  • Supply chain / human slavery risks – It has been documented that underpaid workers in places such as Africa and Southeast- Asia have played a crucial part in the supply chain of developing certain LLMs. These workers are often used to train LLMs and to engage in content moderation.
  • Carbon emissions – Due to the tremendous amount of computing power required to develop, train, and use these tools, AI tools have a large carbon footprint. An MIT study concluded that the process of simply training AI models may produce around 626,000 pounds of CO2 equivalent. It should be noted, however, that this figure is dwarfed by comparison with the amount of greenhouse gas emissions associated with cryptocurrency mining. A tracker run by the University of Cambridge estimates that the mining of new bitcoin will release about 62 megatons of CO2 equivalent per annum. That is equal to the amount emitted by the entire country of Serbia in 2019.

As an industry, generative AI developers must – and, as cited above, in some ways already do – consider ways to tackle these risks. These steps include:

  • vetting training data to ensure it does not include biased viewpoints;
  • implementing guardrails and review guidelines to limit the capacity of their generative AIs for producing biased viewpoints and hallucinations;
  • implementing mechanisms to make generative AI tools more transparent about how outputs are generated;
  • applying greater due diligence to their development supply chain; and
  • placing greater reliance on renewable energy in the development process of LLMs, to reduce their carbon footprint.

Considering these potentially significant ESG risks of generative AI, and the fact that these risks could potentially create detrimental impacts for end-users and for organisations using the tools, we think it is imperative that customers conduct due diligence on the ethical and governance frameworks of prospective generative AI suppliers before engaging their services. Existing sustainable supply chain management policies may therefore need to be adapted to cover specific risk areas relating to AI. 

We are recommending that customers also establish internal governance processes in order to appropriately and holistically assess, manage and mitigate the risks of acquiring and/or deploying generative AI tools. A robust governance process will be necessary to identify and assess the risks that arise at the crucial point where there is interaction between end-users (be they personnel or members of the public) and an AI tool. We will address what these governance process could look like in the next article in this series, to be issued shortly.

What's next?

We will be delving deeper into the transformative potential of AI for clients, law firms and the economy more broadly, and will provide further updates on the market through a series of Insights and toolkits as legal issues develop. Our upcoming publications will cover the following:

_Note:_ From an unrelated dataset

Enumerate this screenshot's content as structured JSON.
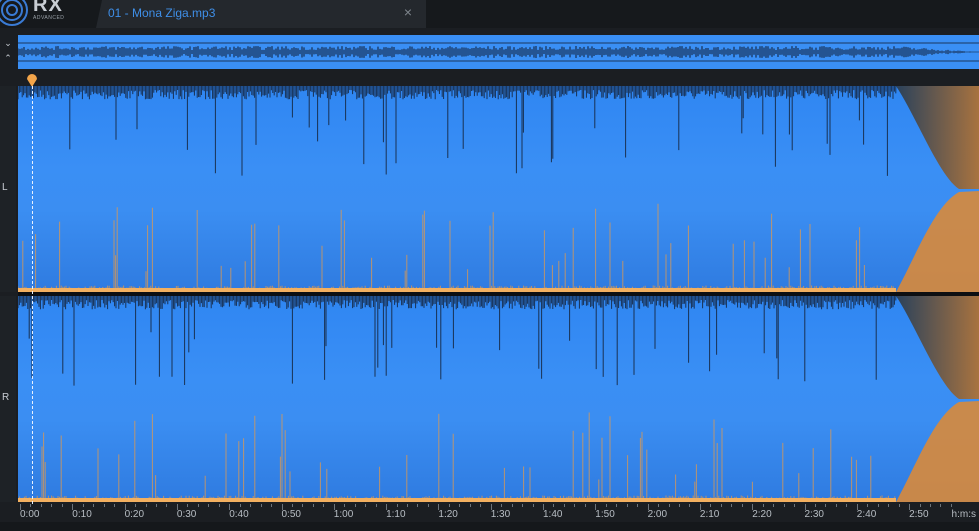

  1. AI Governance Toolkit for Boards and General Counsel;
  2. a guide to current and future international and Australian regulation of AI; and
  3. a guide to the procurement of generative AI solutions.